- Fly straight lines. If you vary from that have a good reason, ie go much faster. Curved lines are preferred to sharp angles. The reason is the distance is calculated to the most distant point from the previous turn point. Example: if you fly a right triangle to the next turn point, you only get credit for the distance corresponding to the hypotenuse. I diverted for what looked like more favorable conditions but they were weak thermals and it cost me a lot of time.
- Pick better thermals and center them more quickly. Frank routinely had 1 to 1.5 kts better average thermals than I. From the overall results so did the rest of the field. I had some good ones but I spent nearly 40% of my task time to thermals. It should be less than 30%. One way to accomplish that is to thermal only in high velocity thermals and the other is to look for and fly streets. In looking for the best thermals check the gliders in front of you. If there are several and they are banked up tight, there is a good chance they are in a good thermal.
One self observation is that I have arrived early on two days. I need to use all of the minimum time. Even 6 minutes lost is 6 to 8 miles that I could have added to my total distance and increased my speed. Example; 120 miles in 2 hrs is 60 MPH but if you do 115 miles in 1 hr and 55 min, your speed is still 60 mph ground speed but since the contest imposes a minimum time of 2 hrs, your speed drops to 57.5mph.
Some readers might ask, why go to all the trouble to compete in a race that offers so little chance of winning. For me, the answer is simple; I have already gained more experience in 2 days here than I could gain in 2 months at my home field. There is no place like a competition to gain insight and test yourself against your own performance.

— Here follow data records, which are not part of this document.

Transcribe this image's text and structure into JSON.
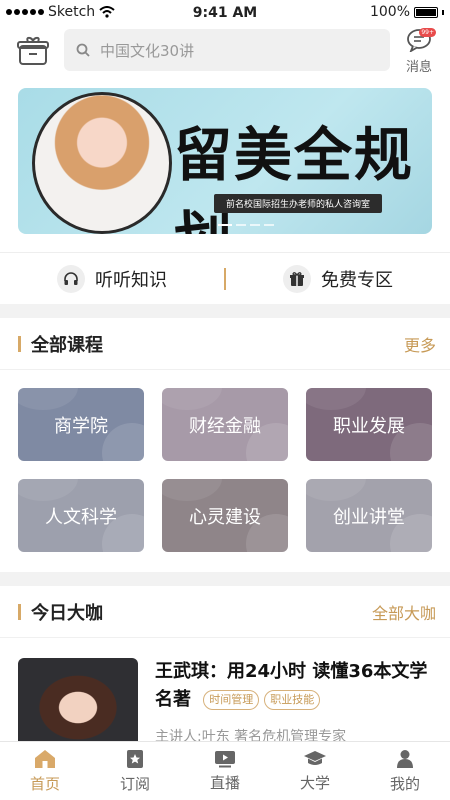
{
  "status_bar": {
    "carrier": "Sketch",
    "time": "9:41 AM",
    "battery": "100%"
  },
  "header": {
    "search_placeholder": "中国文化30讲",
    "messages_label": "消息",
    "messages_badge": "99+"
  },
  "banner": {
    "title": "留美全规划",
    "subtitle": "前名校国际招生办老师的私人咨询室",
    "slides": 4,
    "active_slide": 0
  },
  "quick_links": [
    {
      "label": "听听知识",
      "icon": "headphones-icon"
    },
    {
      "label": "免费专区",
      "icon": "gift-icon"
    }
  ],
  "courses": {
    "title": "全部课程",
    "more": "更多",
    "items": [
      {
        "label": "商学院",
        "color": "#7f8aa3"
      },
      {
        "label": "财经金融",
        "color": "#a79aa8"
      },
      {
        "label": "职业发展",
        "color": "#7e6a7c"
      },
      {
        "label": "人文科学",
        "color": "#9da0ad"
      },
      {
        "label": "心灵建设",
        "color": "#8f8589"
      },
      {
        "label": "创业讲堂",
        "color": "#a3a2ac"
      }
    ]
  },
  "experts": {
    "title": "今日大咖",
    "more": "全部大咖",
    "items": [
      {
        "title": "王武琪：用24小时 读懂36本文学名著",
        "tags": [
          "时间管理",
          "职业技能"
        ],
        "lecturer": "主讲人:叶东 著名危机管理专家"
      }
    ]
  },
  "tabbar": [
    {
      "label": "首页",
      "icon": "home-icon",
      "active": true
    },
    {
      "label": "订阅",
      "icon": "subscribe-icon",
      "active": false
    },
    {
      "label": "直播",
      "icon": "live-icon",
      "active": false
    },
    {
      "label": "大学",
      "icon": "graduation-cap-icon",
      "active": false
    },
    {
      "label": "我的",
      "icon": "profile-icon",
      "active": false
    }
  ],
  "colors": {
    "accent": "#c79a57",
    "badge": "#e84b4b"
  }
}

Trust me when I tell you that I have no illusions of grandeur or visions of impressing anyone with my flying skills; I came to learn and improve myself. I believe I have come away with a better understanding of how to develop a strategy for a task and fly the glider with greater skill.
I mentioned to Frank, how much it means to me that more experience pilots, like him, are willing to donate their time to help nuggets like me. His response was, “That is the only way we can grow the sport”.